EXERCISE: Among the entries below, find each line holding "goose" and return it.
RECORDS SHOWN below:
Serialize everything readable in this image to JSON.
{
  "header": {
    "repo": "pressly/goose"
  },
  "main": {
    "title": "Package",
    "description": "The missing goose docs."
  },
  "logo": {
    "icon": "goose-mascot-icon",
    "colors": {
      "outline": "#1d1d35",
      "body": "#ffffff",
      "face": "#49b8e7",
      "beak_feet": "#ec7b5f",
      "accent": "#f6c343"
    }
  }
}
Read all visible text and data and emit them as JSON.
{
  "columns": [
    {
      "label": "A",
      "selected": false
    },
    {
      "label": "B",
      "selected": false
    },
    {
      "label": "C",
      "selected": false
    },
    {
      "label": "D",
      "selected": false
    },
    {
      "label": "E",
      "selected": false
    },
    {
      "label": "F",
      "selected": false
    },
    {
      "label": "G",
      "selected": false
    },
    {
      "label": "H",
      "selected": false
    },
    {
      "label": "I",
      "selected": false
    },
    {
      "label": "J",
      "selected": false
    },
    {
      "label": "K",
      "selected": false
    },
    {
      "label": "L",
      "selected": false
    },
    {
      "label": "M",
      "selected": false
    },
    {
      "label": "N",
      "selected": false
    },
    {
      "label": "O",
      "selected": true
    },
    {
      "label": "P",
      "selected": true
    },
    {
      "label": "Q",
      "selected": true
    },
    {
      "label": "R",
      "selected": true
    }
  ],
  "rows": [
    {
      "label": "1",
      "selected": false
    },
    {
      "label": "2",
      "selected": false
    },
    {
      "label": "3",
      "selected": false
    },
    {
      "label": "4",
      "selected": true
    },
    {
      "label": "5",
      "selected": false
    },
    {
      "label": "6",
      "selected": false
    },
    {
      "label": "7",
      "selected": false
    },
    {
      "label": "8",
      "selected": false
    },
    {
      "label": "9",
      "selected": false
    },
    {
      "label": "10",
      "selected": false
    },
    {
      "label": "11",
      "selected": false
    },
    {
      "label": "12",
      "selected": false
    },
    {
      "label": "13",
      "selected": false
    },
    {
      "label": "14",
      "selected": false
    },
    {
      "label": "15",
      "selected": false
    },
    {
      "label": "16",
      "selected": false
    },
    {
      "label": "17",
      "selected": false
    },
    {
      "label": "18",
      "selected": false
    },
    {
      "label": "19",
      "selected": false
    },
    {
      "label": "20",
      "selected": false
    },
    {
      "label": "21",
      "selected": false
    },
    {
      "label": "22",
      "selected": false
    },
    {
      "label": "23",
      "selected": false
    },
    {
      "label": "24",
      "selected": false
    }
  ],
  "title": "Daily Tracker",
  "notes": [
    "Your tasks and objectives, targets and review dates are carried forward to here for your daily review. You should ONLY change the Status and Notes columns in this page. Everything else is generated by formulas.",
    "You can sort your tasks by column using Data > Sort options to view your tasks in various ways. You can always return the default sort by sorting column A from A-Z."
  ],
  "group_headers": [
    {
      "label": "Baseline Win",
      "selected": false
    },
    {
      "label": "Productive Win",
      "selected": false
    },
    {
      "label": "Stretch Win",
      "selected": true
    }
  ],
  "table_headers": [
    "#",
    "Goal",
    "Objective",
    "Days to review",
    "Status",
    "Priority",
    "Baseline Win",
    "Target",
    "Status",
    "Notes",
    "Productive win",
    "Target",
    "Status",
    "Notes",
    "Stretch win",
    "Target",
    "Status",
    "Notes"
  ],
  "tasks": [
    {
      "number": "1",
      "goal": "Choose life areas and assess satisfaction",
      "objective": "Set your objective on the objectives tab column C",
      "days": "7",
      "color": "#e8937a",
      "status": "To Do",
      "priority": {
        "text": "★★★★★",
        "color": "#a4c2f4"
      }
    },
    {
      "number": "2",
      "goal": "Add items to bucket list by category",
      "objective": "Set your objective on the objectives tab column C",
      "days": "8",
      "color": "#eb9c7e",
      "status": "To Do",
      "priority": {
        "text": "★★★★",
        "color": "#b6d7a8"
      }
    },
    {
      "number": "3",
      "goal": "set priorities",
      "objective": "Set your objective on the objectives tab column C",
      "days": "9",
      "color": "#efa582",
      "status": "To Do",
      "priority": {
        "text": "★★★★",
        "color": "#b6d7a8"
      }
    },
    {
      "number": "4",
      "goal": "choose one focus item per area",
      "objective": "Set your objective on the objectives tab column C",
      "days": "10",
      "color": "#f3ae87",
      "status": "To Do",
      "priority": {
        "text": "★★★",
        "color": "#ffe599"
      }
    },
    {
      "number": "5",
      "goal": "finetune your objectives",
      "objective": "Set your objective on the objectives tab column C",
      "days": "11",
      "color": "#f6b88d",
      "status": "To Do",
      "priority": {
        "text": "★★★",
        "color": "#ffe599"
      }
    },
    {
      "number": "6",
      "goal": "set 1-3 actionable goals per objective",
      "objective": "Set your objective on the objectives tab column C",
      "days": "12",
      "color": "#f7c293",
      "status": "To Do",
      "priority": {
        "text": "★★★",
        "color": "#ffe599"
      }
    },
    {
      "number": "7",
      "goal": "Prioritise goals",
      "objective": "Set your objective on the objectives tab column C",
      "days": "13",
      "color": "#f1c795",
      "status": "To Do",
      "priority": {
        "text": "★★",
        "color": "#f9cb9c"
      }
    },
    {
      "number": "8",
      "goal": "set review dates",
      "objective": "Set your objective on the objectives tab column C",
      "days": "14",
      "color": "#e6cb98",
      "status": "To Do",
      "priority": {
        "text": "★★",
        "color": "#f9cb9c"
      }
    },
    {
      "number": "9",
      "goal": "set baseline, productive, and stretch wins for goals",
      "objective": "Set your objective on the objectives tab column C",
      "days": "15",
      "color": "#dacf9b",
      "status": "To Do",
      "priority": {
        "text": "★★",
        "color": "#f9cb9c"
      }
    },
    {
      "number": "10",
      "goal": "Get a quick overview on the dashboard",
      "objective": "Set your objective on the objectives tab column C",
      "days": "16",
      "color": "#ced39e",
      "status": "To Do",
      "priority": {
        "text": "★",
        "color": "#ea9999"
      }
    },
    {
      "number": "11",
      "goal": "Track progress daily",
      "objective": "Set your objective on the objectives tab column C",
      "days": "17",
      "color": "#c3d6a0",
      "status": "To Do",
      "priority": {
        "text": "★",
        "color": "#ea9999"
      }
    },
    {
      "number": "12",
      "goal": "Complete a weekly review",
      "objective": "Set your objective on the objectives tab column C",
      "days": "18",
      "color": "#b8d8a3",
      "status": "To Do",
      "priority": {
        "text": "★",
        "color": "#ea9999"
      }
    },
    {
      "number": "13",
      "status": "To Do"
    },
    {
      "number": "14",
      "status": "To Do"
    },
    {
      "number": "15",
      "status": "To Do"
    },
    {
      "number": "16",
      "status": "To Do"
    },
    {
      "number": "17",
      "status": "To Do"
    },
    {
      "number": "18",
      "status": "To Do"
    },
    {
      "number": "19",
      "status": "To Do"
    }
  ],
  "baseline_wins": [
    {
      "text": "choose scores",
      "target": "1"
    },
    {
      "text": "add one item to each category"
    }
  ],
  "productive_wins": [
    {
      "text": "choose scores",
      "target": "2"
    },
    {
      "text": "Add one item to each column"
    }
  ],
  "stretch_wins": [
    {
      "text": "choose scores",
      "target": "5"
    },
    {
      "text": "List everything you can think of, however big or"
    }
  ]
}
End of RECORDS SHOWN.
REPLY TO THE TASK:
    "repo": "pressly/goose"
    "description": "The missing goose docs."
    "icon": "goose-mascot-icon",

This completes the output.